Mehmed II

 

known as Fatih (“the conqueror”). Born Mar. 30, 1432, in Edirne (Adrianople); died Apr. 3 (or May 3), 1481, in Hunkârçiri. Turkish sultan (reigned 1444; 1451–81).

Mehmed II conducted a policy of conquest and personally headed the campaigns of the Turkish Army. In 1453 he conquered Constantinople and made it the capital of the Ottoman Empire, thereby putting an end to Byzantium.
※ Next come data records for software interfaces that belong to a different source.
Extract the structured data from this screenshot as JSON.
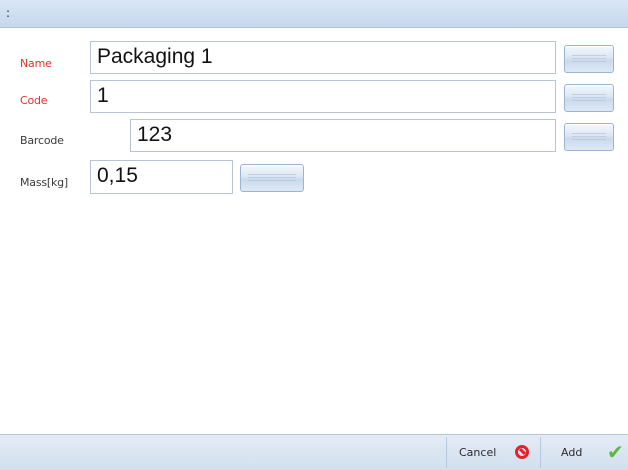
{
  "window": {
    "title": ":"
  },
  "form": {
    "name": {
      "label": "Name",
      "value": "Packaging 1",
      "required": true
    },
    "code": {
      "label": "Code",
      "value": "1",
      "required": true
    },
    "barcode": {
      "label": "Barcode",
      "value": "123",
      "required": false
    },
    "mass": {
      "label": "Mass[kg]",
      "value": "0,15",
      "required": false
    }
  },
  "toolbar": {
    "cancel_label": "Cancel",
    "add_label": "Add"
  },
  "colors": {
    "required_label": "#e0322b",
    "cancel_icon": "#e5212a",
    "add_icon": "#5fb63a"
  },
  "icons": {
    "keyboard": "keyboard-icon",
    "cancel": "no-entry-icon",
    "add": "checkmark-icon"
  }
}
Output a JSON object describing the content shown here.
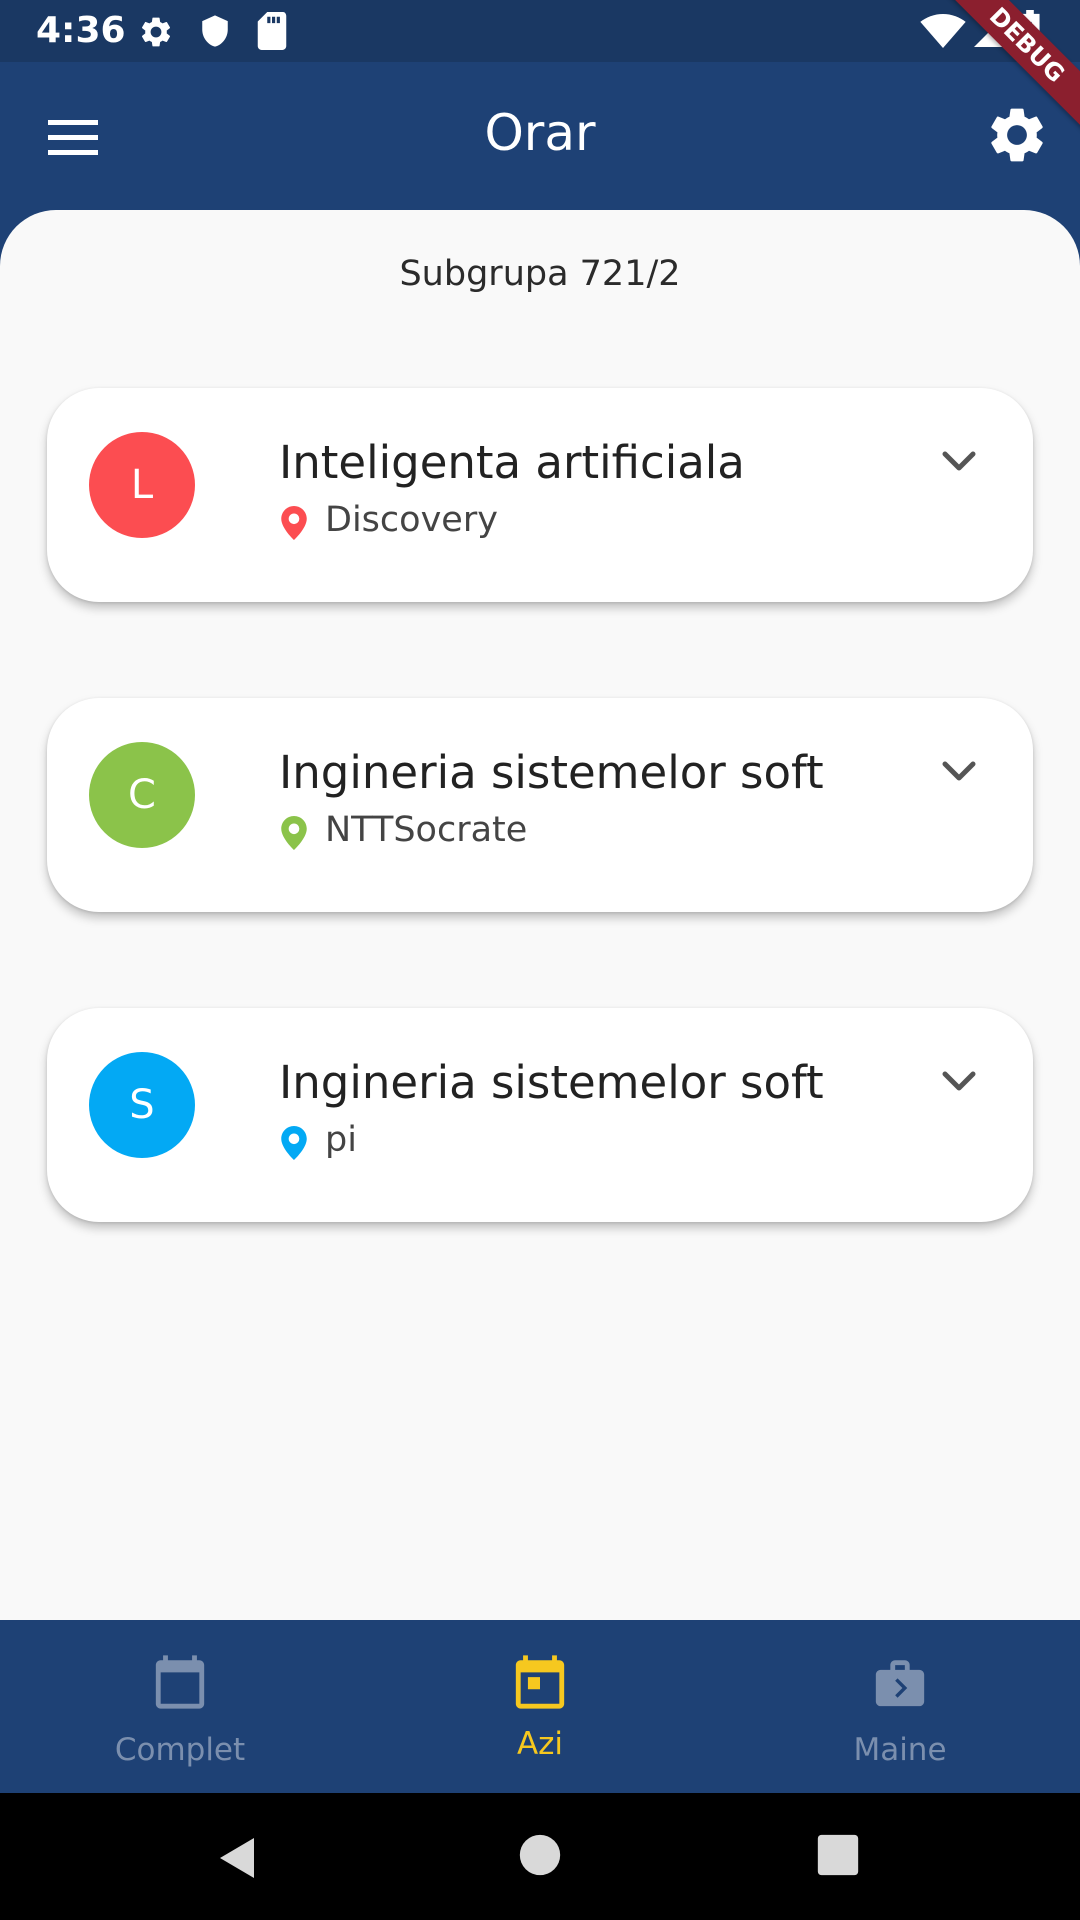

Mehmed’s reign also saw the annexation of Serbia (1459), the conquest of Morea (1460), the Trabzon (Trebizond) Empire (1461), Bosnia (1463), and the island of Euboea (1471), the completion of the conquest of Albania (1479), and the subjugation of the Crimean Khanate (1475). The first law code of the Ottoman Empire was compiled under Mehmed II.

References in periodicals archive ?
The gold coin had Erdoy-an's picture on one its faces while the other face had the signature of Mehmed the Conqueror.
Most of the 'history' in the book deals with Mehmed the Conqueror, who is always depicted as the anti-Christ mentioned in the Bible.
Almost immediately after Mehmed the Conqueror swept Constantinople in 1453, the Hagia Sophia was converted into a mosque, called the Ayasofya Camii.
These included humanist resentment at the elimination of secretarial sinecures in the Curial bureaucracy; the homoerotic and pederastic sentiments of certain Roman Academy members, heightened by immersion in Martial and other Roman poets that, in the pope's mind, evinced moral depravity and verged on heresy; and fears (to some extent justified) of contact, and even collusion, with the Ottoman sultan, Mehmed the Conqueror, then posing a genuine threat of invasion to the Italian peninsula.
The Topkapi Palace, which was the official residential of the Ottoman sultans beginning from Mehmed the Conqueror till Sultan Abdulmecid who was the thirty-first sultan, was used as the center of the state administration, education and art of the Empire for nearly 400 years.
The Sultans themselves, as in the days of Mehmed the Conqueror, became the principal patrons of Western artists in Constantinople.
The mosque was originally built by ymam Ali Efendi, a relative of the renowned Islamic scholar AkE-emseddin, who lived during the reign of Sultan Mehmed the Conqueror.
Gazi society, however, was reconstructed differently by fifteenth-century historians with various goals: to explain Timur's breakup of the Ottoman Empire by the loss of an original Muslim/tribal purity and adoption of civilization's corruption, to legitimize the reconstituted post-Timurid empire by linking its rulers with Central Asian nomadic royalty, or to deploy the gazi model to critique the imperial policies of Mehmed the Conqueror.
Since the time of Sultan Mehmed the Conqueror (Fatih), the ideal of the eternal preservation of the state was represented by the "social center," while the reason of the state was advocated by the "bureaucratic center" and these two centers occasionally clashed with each other.
The second, the Fatih Sultan Mehmet Bridge, named after 15th-century Ottoman Sultan Mehmed the Conqueror, was completed in 1988.
If we did not have such complexes, we would not have discussed whether the current successor of the Greek patriarch, whose autonomy Sultan Mehmed the Conqueror revived, is ecumenical or not, and we would be boasting with the fact that our country is hosting the leader and institution of the second largest sect of Christianity.